The course continues to step through the building of a basic bot. In this case, the bot is meant to grab stock values from any website that provides current stock quotes. While the process can be followed along solely in the video, it was much more education (and fun!) to actually click along via the Community Edition that I installed earlier.
The course guides you through every single step that is needed to record your human actions that lead to observing a stock price. Once those actions are recorded, you have the ability to manually enter steps, as in this case displaying the output of that stock price into a message box popup. Interestingly enough, I ran into a “minor” issue where the URL I had recorded was for www.nasdaq.com, but it turns out that a new UI is being rolled out for that site and during the playback of my sample bot, I was automatically redirected to new.nasdaq.com during the first run! That scenario did give me an excuse to play around a little bit outside the parameters of this example, which gave me a great feel for the basic functionality of the work bench and some possibilities for types of bots that could be deployed.
I enjoyed the presentation from Automation Anywhere, as it was great insight into a rapidly growing area of technology that I knew very little about. It was also refreshing to see that one of the underlying goals of Automation Anywhere is to enable humans to spend more time doing the type of work that is hard, if not impossible to automate, which is derived from human creativity.
Much of what we saw and heard from Automation Anywhere screamed another one of IT’s latest buzzwords: Digital Transformation. To me, digital transformation is less about a specific technology or platform, and more about an organization’s ability to understand what types of changes they need to implement, and how it will benefit them. I can certainly see how Automation Anywhere is providing a tool that could be very useful for organizations looking to transform their workforce, but lots of effort needs to go into how that will happen.
It seems like a little bit of a chicken or the egg scenario. Allowing humans to do more creative work by cutting back on the robotic nature of their tasks could lead to some interesting outcomes.

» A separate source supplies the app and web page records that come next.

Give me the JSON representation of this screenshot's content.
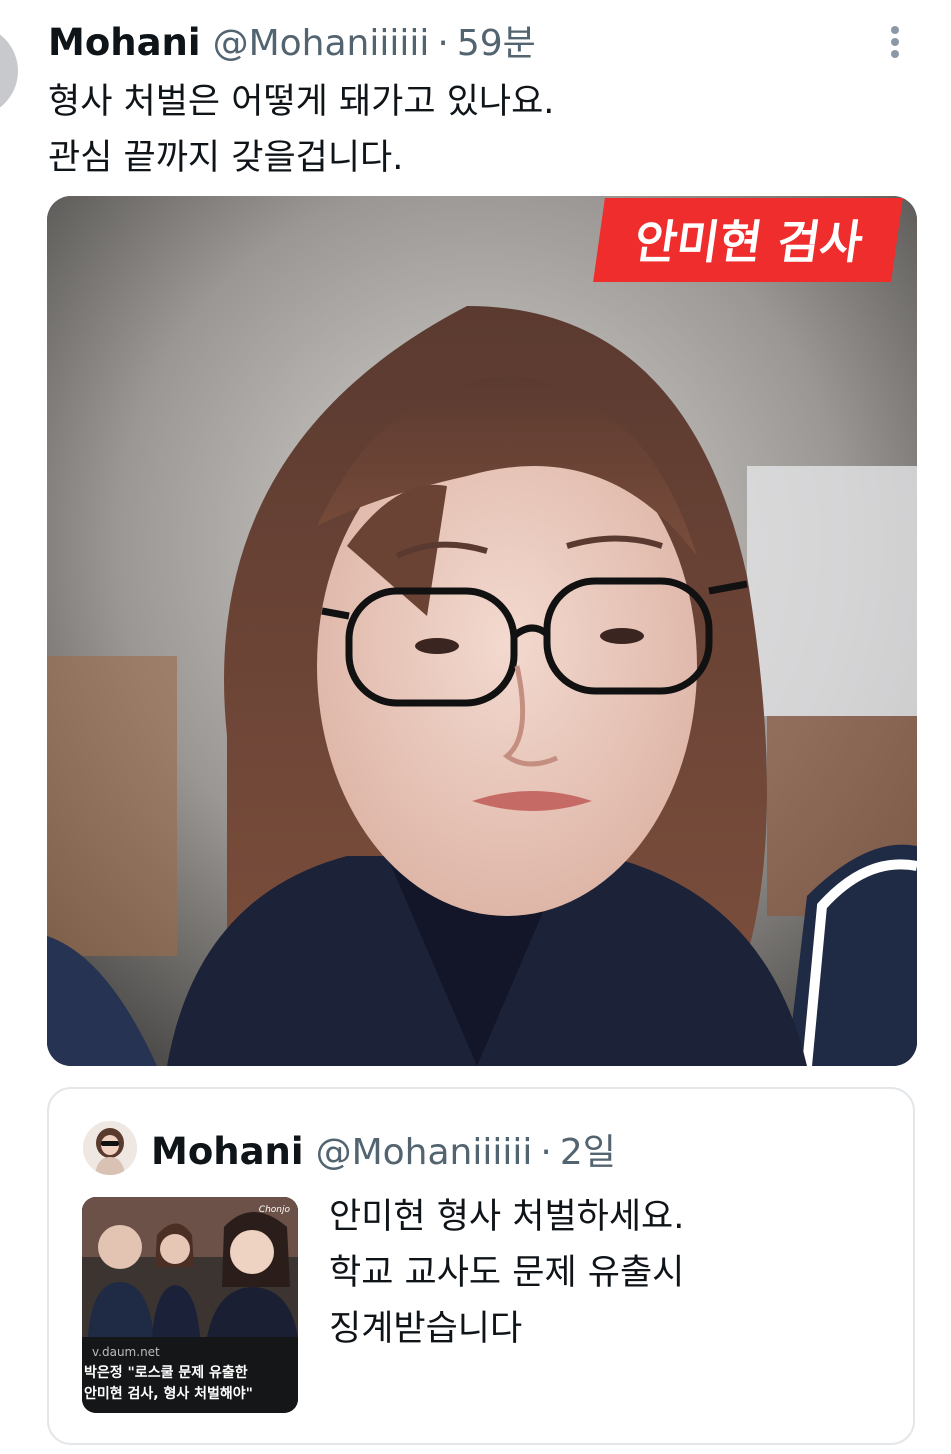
{
  "tweet": {
    "display_name": "Mohani",
    "handle": "@Mohaniiiiii",
    "separator": "·",
    "time": "59분",
    "text_lines": [
      "형사 처벌은 어떻게 돼가고 있나요.",
      "관심 끝까지 갖을겁니다."
    ],
    "media_tag": "안미현 검사"
  },
  "quoted_tweet": {
    "display_name": "Mohani",
    "handle": "@Mohaniiiiii",
    "separator": "·",
    "time": "2일",
    "text_lines": [
      "안미현 형사 처벌하세요.",
      "학교 교사도 문제 유출시",
      "징계받습니다"
    ],
    "thumbnail": {
      "brand": "Chonjo",
      "source": "v.daum.net",
      "headline_lines": [
        "박은정 \"로스쿨 문제 유출한",
        "안미현 검사, 형사 처벌해야\""
      ]
    }
  },
  "icons": {
    "more": "more-vertical-icon"
  },
  "colors": {
    "tag_red": "#ef2d2d",
    "secondary_text": "#536471",
    "border": "#e3e7ea"
  }
}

At what point though does spending a ton of time planning for RPA, let alone training your workforce to implement, administer and operationalize a new tool with endless amounts of possibilities just bring your ROI so far out that it is too hard to see the value of the tech? Or is that really the point here, that enabling organizations to spend time mapping out their future via digital transformation is the type of creative work that humans should be spending their time on? And in doing so, will it eventually free us up to do new kinds of work that leads to the next big transformation? Either way, I’m excited to see how RPA adoption grows and what benefits organizations realize from it in the present. The future is bright…’

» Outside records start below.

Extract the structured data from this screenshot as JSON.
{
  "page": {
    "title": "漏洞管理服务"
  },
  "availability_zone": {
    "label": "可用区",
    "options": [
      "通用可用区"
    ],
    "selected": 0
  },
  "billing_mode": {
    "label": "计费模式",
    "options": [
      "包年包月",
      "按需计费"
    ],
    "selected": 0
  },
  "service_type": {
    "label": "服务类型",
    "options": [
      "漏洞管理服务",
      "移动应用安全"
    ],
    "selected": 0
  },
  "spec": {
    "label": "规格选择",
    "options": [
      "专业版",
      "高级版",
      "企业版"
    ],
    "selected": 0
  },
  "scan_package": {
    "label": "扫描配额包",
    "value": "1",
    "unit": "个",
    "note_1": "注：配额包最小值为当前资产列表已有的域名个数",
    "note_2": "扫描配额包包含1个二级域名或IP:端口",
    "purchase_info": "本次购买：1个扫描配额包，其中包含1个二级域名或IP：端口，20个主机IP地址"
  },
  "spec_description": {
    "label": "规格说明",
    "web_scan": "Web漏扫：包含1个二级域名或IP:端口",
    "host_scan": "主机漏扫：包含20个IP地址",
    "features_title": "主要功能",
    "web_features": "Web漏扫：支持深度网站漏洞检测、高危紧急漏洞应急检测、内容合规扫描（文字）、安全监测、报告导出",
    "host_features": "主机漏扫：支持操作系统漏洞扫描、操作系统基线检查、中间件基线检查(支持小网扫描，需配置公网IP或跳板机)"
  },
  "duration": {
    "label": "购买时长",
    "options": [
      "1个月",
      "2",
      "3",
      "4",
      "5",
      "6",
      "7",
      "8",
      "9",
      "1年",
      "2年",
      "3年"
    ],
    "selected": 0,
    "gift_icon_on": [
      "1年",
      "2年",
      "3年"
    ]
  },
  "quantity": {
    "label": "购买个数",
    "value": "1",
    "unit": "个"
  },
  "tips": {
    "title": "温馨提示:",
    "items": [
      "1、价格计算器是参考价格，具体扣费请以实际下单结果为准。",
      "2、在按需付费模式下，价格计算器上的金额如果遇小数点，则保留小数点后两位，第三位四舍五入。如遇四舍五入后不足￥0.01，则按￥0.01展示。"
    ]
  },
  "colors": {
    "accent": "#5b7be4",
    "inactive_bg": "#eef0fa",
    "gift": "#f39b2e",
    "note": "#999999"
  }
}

Disclaimer: I was invited by Gestalt IT to participate as a delegate for this Tech Field Day presentation. While my travel and accommodations were paid for by Gestalt IT, I was in no way compensated for this blog post. I was not obligated by anyone to post about any of the presentations that occurred during Tech Field Day. Any blog posts, tweets or other content related to my time at Tech Field Day are my own views for the sole purpose of creating consumable content.